-- Provided data follows --

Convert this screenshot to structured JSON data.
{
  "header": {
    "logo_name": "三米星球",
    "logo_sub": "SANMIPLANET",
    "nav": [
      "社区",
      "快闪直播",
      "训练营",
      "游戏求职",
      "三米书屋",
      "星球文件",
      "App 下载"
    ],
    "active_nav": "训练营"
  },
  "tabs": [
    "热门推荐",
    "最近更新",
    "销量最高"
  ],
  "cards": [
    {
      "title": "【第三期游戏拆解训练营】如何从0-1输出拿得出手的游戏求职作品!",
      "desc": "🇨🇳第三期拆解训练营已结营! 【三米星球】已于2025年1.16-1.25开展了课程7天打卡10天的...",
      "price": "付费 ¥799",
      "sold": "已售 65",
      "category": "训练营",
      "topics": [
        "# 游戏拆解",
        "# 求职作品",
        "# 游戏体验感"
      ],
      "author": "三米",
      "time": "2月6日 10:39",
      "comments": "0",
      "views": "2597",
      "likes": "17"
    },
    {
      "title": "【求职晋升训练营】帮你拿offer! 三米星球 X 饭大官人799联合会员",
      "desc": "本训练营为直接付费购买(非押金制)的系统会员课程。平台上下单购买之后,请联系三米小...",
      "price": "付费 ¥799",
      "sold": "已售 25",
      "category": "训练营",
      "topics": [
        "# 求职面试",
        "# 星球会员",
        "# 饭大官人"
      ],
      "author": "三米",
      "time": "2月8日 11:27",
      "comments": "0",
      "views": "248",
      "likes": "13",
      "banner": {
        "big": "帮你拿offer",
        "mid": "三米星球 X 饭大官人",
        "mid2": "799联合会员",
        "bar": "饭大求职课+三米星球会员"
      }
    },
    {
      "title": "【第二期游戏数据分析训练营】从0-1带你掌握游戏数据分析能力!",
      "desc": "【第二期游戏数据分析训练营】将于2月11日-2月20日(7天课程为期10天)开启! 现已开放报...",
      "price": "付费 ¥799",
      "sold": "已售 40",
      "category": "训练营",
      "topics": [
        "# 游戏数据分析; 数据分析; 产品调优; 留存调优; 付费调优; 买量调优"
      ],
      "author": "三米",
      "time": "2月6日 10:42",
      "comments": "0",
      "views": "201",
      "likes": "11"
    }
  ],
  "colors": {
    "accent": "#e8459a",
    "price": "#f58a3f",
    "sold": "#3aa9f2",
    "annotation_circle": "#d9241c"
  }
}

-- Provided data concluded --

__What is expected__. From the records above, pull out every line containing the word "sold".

__Your response__.
      "sold": "已售 65",
      "sold": "已售 25",
      "sold": "已售 40",
    "sold": "#3aa9f2",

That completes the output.